A Piragua /pi’ra:gwe is a Puer­to Rican shaved ice dessert, shaped like a pyra­mid, con­sist­ing of shaved ice and cov­ered with fruit fla­vored syrup. Piraguas are sold by ven­dors, known as piragüeros, in small col­or­ful push­carts. Besides Puer­to Rico, Piraguas can be found in the Unit­ed States main­land areas, such as New York and Cen­tral Flori­da, which have large Puer­to Rican com­mu­ni­ties.

In most Span­ish-speak­ing coun­tries, the word piragua (pi·ra·gua) means pirogue, a small, flat-bot­tomed boat. In Puer­to Rico the word piragua refers to a frozen treat made of shaved ice and cov­ered with fruit fla­vored syrup. Unlike the Amer­i­can snow cone which is round and resem­bles a snow­ball, the piragua is pointy and shaped like a pyra­mid.

The piragua ven­dor is known as the “piragüero”. Most piragüeros sell their prod­uct from a col­or­ful wood­en push­cart that car­ries an umbrel­la, instead of from a fixed stand or kiosk. The piragüero makes the treats from the shav­ings off a block of sol­id ice which is locat­ed inside his cart  and mix­tures of fruit-fla­vored syrups.  The trop­i­cal syrup fla­vors vary from lemon and straw­ber­ry to pas­sion fruit and gua­va. Once the syrups are ready, the piragüero will go to his place of busi­ness, which in Puer­to Rico is usu­al­ly close to the town plaza, while in the Unit­ed States it is usu­al­ly close to the pub­lic parks near His­pan­ic neigh­bor­hoods, to sell his prod­uct.

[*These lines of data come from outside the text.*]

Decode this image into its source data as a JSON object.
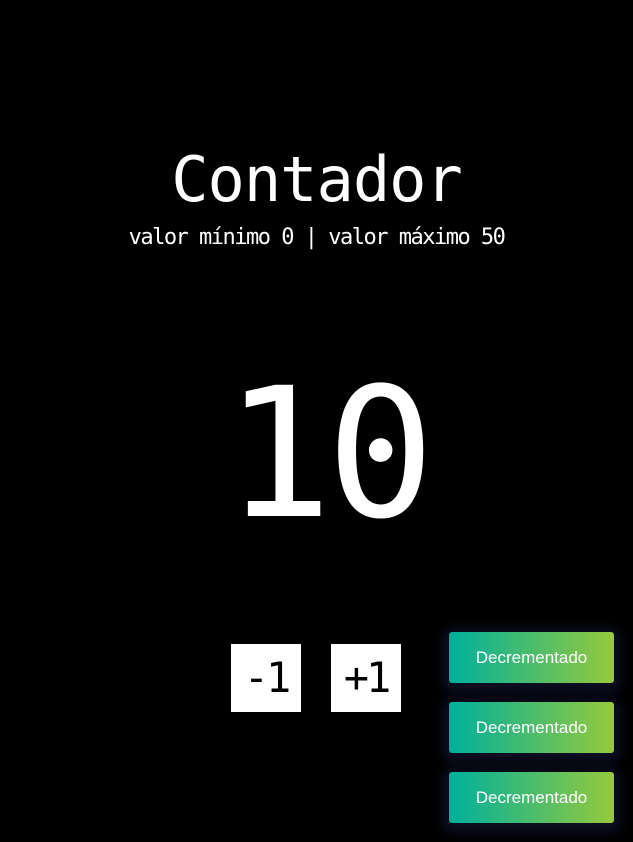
{
  "header": {
    "title": "Contador",
    "subtitle": "valor mínimo 0 | valor máximo 50"
  },
  "counter": {
    "value": "10"
  },
  "controls": {
    "decrement_label": "-1",
    "increment_label": "+1"
  },
  "toasts": [
    {
      "message": "Decrementado"
    },
    {
      "message": "Decrementado"
    },
    {
      "message": "Decrementado"
    }
  ],
  "colors": {
    "background": "#000000",
    "text": "#ffffff",
    "toast_gradient_start": "#00b09b",
    "toast_gradient_end": "#96c93d"
  }
}
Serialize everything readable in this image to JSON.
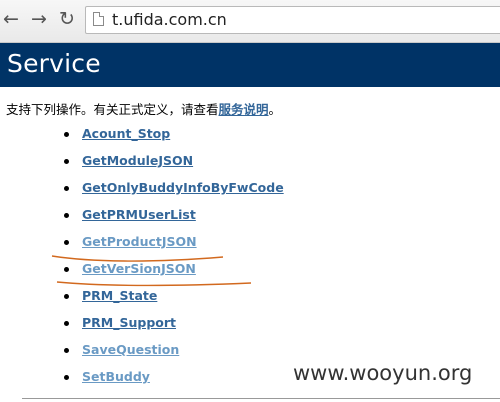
{
  "browser": {
    "back_icon": "←",
    "forward_icon": "→",
    "reload_icon": "↻",
    "url": "t.ufida.com.cn"
  },
  "header": {
    "title": "Service",
    "band_color": "#003366"
  },
  "intro": {
    "text": "支持下列操作。有关正式定义，请查看",
    "link": "服务说明",
    "suffix": "。"
  },
  "operations": [
    {
      "label": "Acount_Stop",
      "visited": false
    },
    {
      "label": "GetModuleJSON",
      "visited": false
    },
    {
      "label": "GetOnlyBuddyInfoByFwCode",
      "visited": false
    },
    {
      "label": "GetPRMUserList",
      "visited": false
    },
    {
      "label": "GetProductJSON",
      "visited": true
    },
    {
      "label": "GetVerSionJSON",
      "visited": true
    },
    {
      "label": "PRM_State",
      "visited": false
    },
    {
      "label": "PRM_Support",
      "visited": false
    },
    {
      "label": "SaveQuestion",
      "visited": true
    },
    {
      "label": "SetBuddy",
      "visited": true
    }
  ],
  "watermark": "www.wooyun.org",
  "colors": {
    "link": "#336699",
    "visited_link": "#6a9ac4",
    "underline_mark": "#d2691e"
  }
}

In the process of prepar­ing a piragua, the piragüero shaves the ice from the block of ice with a Hand Ice Shaver.  He then puts the shaved ice into a cup and uses a fun­nel shaped tool, which resem­bles a cone-pyra­mid, to give it the dis­tinc­tive pyra­mid shape. The piragüero fin­ish­es mak­ing the piragua when he pours the desired fla­vored syrup. Unlike the typ­i­cal Amer­i­can snow cone, which is often eat­en with a spoon, the piragua is eat­en straight out of the cup or is sipped through a straw.   Piragüeros are only out on hot sun­ny days because those are the only days when they can expect good busi­ness.

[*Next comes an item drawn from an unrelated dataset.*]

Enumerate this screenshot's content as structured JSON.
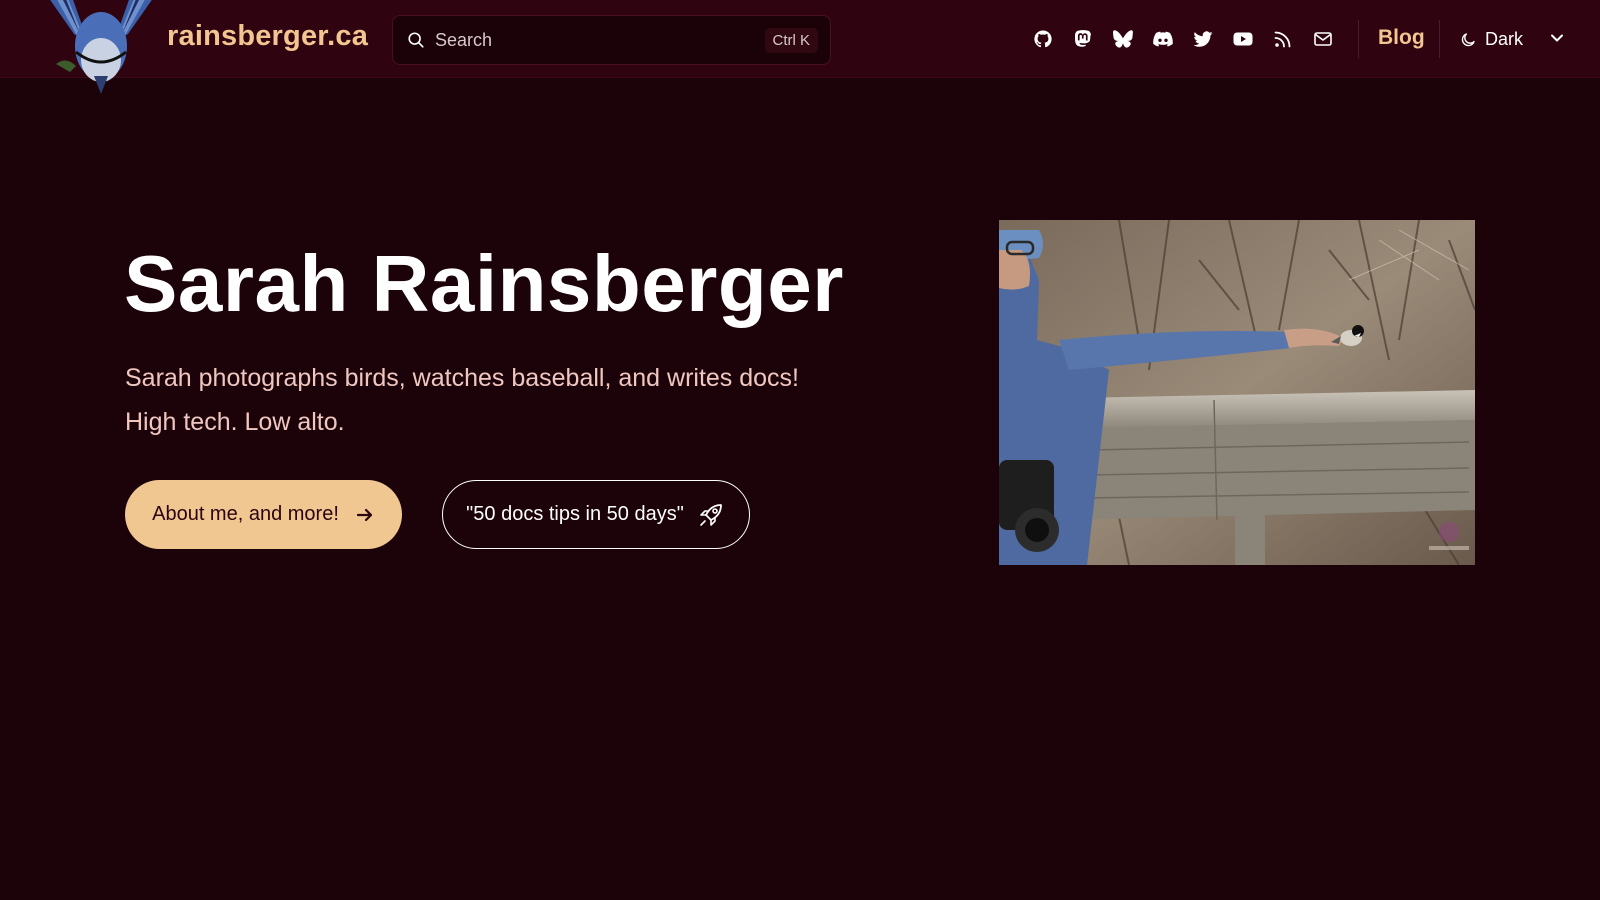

 The word “piragua” is com­posed of two words: “pira” from pyra­mid which explains the con­i­cal pyra­mid shape paper cup used most­ly in Puer­to Rico and “agua” Span­ish for water, the sol­id water ice that it is made from.

The more com­mon fla­vored syrups used in the “piraguas” are the following:

Ajon­jolí (Sesame seed)
Anis (Anise)
Cereza (Cher­ry)
Chi­na (Orange)
Coco (Coconut)
Cre­ma (Cream)
Fram­bue­sa (Red rasp­ber­ry)
Fre­sa (Straw­ber­ry)
Limón (Lemon)
Melao (syrup from the Sug­ar cane)
Melón (Hon­ey­dew)
Par­cha (Pas­sion fruit)
Piña (Pineap­ple)
Tamarindo (Tamarind)
Uva (Grape)

type of Hand Ice Shaver used by the Piragüero

Piragua Cart with Block of ice and syrups